What to do →
Your copy should match the listing word for word, apart from the pictures, which are left out.
■ ■ ■ ■
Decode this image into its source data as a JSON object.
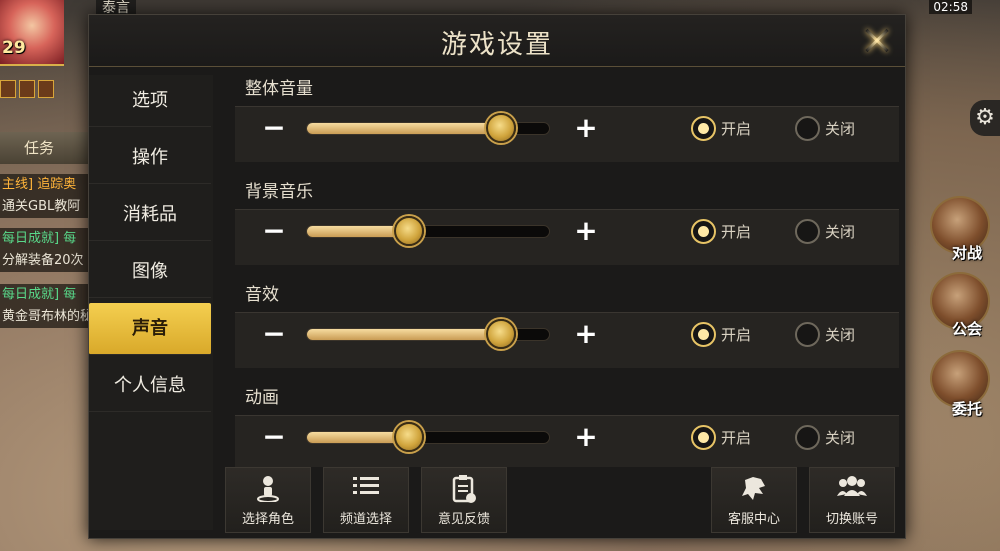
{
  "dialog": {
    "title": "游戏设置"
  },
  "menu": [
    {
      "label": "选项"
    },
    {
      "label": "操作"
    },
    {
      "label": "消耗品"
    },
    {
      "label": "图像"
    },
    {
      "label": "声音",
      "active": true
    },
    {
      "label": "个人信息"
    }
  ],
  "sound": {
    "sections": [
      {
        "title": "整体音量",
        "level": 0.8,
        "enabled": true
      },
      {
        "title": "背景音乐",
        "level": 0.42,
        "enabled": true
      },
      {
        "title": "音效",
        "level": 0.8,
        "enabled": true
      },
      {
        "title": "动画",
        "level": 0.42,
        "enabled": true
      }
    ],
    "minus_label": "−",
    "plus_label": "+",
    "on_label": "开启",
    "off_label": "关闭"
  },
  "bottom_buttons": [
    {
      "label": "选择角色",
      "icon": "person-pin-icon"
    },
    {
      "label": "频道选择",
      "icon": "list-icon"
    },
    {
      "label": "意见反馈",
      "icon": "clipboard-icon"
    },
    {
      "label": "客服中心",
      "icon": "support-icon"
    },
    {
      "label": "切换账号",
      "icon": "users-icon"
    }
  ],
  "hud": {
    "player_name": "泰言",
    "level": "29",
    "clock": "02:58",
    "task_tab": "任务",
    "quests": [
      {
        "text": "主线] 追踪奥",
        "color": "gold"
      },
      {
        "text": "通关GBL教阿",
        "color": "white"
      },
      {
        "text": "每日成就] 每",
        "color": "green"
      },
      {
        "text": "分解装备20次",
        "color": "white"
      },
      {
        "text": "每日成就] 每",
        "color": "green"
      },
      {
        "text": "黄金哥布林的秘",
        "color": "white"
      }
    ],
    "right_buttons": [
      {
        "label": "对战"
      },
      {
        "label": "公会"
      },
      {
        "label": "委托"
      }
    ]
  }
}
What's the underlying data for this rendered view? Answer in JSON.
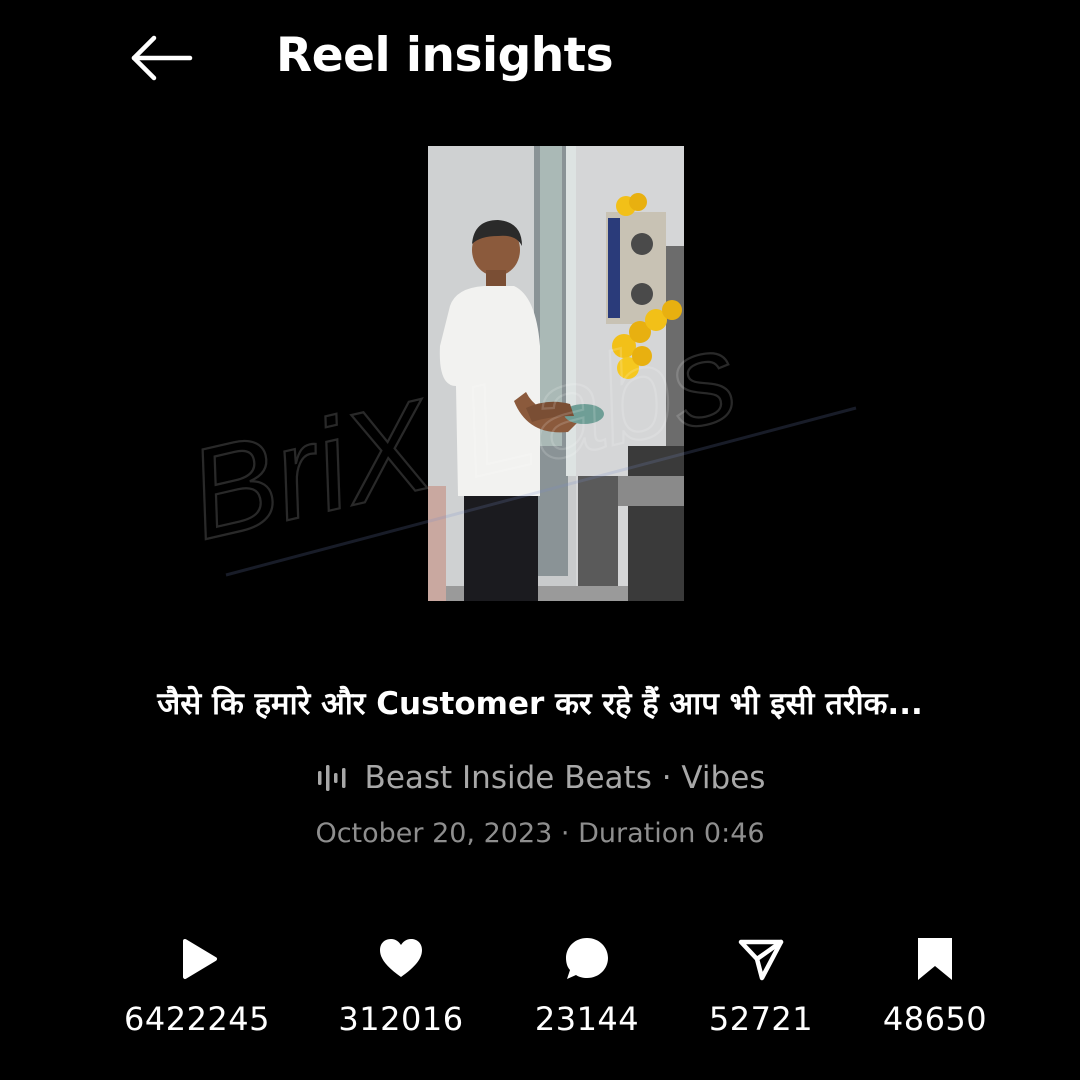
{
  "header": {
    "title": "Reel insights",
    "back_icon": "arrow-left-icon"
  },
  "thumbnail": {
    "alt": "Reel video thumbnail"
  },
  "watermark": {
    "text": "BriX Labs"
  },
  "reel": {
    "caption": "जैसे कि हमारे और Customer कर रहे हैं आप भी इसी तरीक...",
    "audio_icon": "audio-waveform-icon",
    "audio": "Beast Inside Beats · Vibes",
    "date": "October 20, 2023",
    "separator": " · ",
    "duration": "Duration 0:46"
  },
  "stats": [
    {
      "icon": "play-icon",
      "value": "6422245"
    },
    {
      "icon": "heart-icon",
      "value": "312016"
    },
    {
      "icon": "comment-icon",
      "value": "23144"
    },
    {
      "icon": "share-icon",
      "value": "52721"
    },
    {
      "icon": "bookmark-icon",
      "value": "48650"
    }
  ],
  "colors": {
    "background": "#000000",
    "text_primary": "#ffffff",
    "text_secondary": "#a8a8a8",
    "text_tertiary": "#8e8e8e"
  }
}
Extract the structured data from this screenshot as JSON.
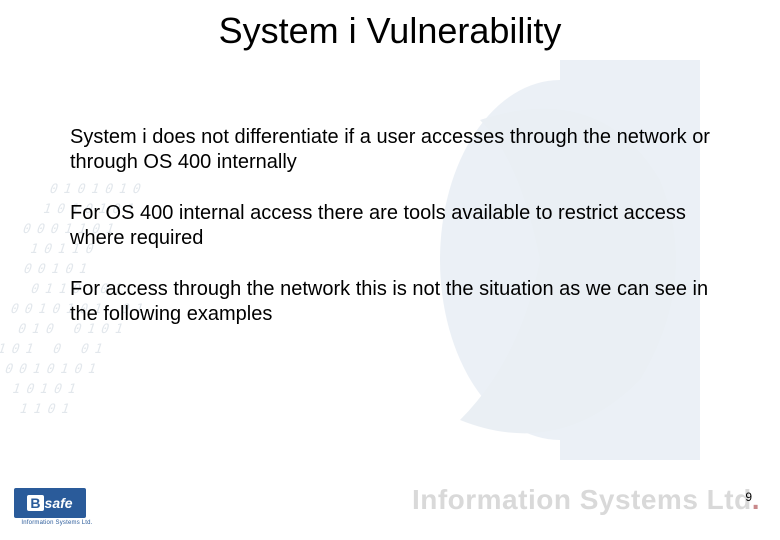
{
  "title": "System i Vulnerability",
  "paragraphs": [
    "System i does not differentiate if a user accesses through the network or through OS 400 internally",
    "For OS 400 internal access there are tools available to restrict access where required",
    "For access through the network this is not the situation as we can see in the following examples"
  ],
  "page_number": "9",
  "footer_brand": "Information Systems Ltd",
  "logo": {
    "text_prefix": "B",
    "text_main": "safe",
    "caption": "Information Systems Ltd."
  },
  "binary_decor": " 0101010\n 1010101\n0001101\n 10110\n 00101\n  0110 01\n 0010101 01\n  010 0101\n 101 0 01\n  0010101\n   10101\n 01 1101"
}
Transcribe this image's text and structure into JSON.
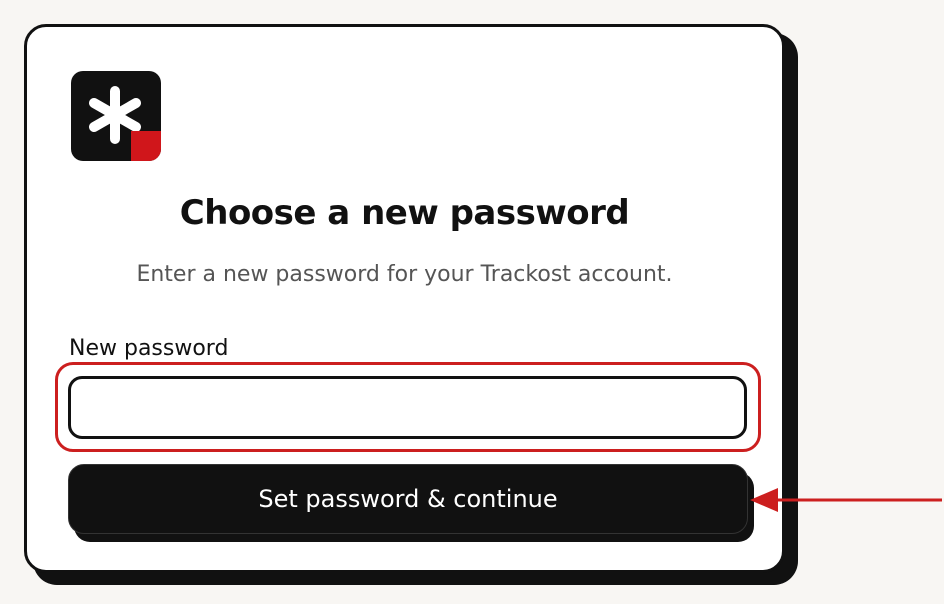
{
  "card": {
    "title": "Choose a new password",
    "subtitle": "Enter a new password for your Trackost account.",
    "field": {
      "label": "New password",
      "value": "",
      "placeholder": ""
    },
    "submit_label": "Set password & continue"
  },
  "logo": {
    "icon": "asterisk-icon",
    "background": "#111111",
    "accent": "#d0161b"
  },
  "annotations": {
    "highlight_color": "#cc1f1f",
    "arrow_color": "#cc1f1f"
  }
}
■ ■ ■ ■
Written response →
Decode this image into its source data as a JSON object.
{
  "dialog": {
    "title": "游戏设置"
  },
  "menu": [
    {
      "label": "选项"
    },
    {
      "label": "操作"
    },
    {
      "label": "消耗品"
    },
    {
      "label": "图像"
    },
    {
      "label": "声音",
      "active": true
    },
    {
      "label": "个人信息"
    }
  ],
  "sound": {
    "sections": [
      {
        "title": "整体音量",
        "level": 0.8,
        "enabled": true
      },
      {
        "title": "背景音乐",
        "level": 0.42,
        "enabled": true
      },
      {
        "title": "音效",
        "level": 0.8,
        "enabled": true
      },
      {
        "title": "动画",
        "level": 0.42,
        "enabled": true
      }
    ],
    "minus_label": "−",
    "plus_label": "+",
    "on_label": "开启",
    "off_label": "关闭"
  },
  "bottom_buttons": [
    {
      "label": "选择角色",
      "icon": "person-pin-icon"
    },
    {
      "label": "频道选择",
      "icon": "list-icon"
    },
    {
      "label": "意见反馈",
      "icon": "clipboard-icon"
    },
    {
      "label": "客服中心",
      "icon": "support-icon"
    },
    {
      "label": "切换账号",
      "icon": "users-icon"
    }
  ],
  "hud": {
    "player_name": "泰言",
    "level": "29",
    "clock": "02:58",
    "task_tab": "任务",
    "quests": [
      {
        "text": "主线] 追踪奥",
        "color": "gold"
      },
      {
        "text": "通关GBL教阿",
        "color": "white"
      },
      {
        "text": "每日成就] 每",
        "color": "green"
      },
      {
        "text": "分解装备20次",
        "color": "white"
      },
      {
        "text": "每日成就] 每",
        "color": "green"
      },
      {
        "text": "黄金哥布林的秘",
        "color": "white"
      }
    ],
    "right_buttons": [
      {
        "label": "对战"
      },
      {
        "label": "公会"
      },
      {
        "label": "委托"
      }
    ]
  }
}
What's the underlying data for this rendered view? Answer in JSON.
{
  "header": {
    "title": "Reel insights",
    "back_icon": "arrow-left-icon"
  },
  "thumbnail": {
    "alt": "Reel video thumbnail"
  },
  "watermark": {
    "text": "BriX Labs"
  },
  "reel": {
    "caption": "जैसे कि हमारे और Customer कर रहे हैं आप भी इसी तरीक...",
    "audio_icon": "audio-waveform-icon",
    "audio": "Beast Inside Beats · Vibes",
    "date": "October 20, 2023",
    "separator": " · ",
    "duration": "Duration 0:46"
  },
  "stats": [
    {
      "icon": "play-icon",
      "value": "6422245"
    },
    {
      "icon": "heart-icon",
      "value": "312016"
    },
    {
      "icon": "comment-icon",
      "value": "23144"
    },
    {
      "icon": "share-icon",
      "value": "52721"
    },
    {
      "icon": "bookmark-icon",
      "value": "48650"
    }
  ],
  "colors": {
    "background": "#000000",
    "text_primary": "#ffffff",
    "text_secondary": "#a8a8a8",
    "text_tertiary": "#8e8e8e"
  }
}
Extract the structured data from this screenshot as JSON.
{
  "title": "System i Vulnerability",
  "paragraphs": [
    "System i does not differentiate if a user accesses through the network or through OS 400 internally",
    "For OS 400 internal access there are tools available to restrict access where required",
    "For access through the network this is not the situation as we can see in the following examples"
  ],
  "page_number": "9",
  "footer_brand": "Information Systems Ltd",
  "logo": {
    "text_prefix": "B",
    "text_main": "safe",
    "caption": "Information Systems Ltd."
  },
  "binary_decor": " 0101010\n 1010101\n0001101\n 10110\n 00101\n  0110 01\n 0010101 01\n  010 0101\n 101 0 01\n  0010101\n   10101\n 01 1101"
}
Transcribe this image's text and structure into JSON.
{
  "card": {
    "title": "Choose a new password",
    "subtitle": "Enter a new password for your Trackost account.",
    "field": {
      "label": "New password",
      "value": "",
      "placeholder": ""
    },
    "submit_label": "Set password & continue"
  },
  "logo": {
    "icon": "asterisk-icon",
    "background": "#111111",
    "accent": "#d0161b"
  },
  "annotations": {
    "highlight_color": "#cc1f1f",
    "arrow_color": "#cc1f1f"
  }
}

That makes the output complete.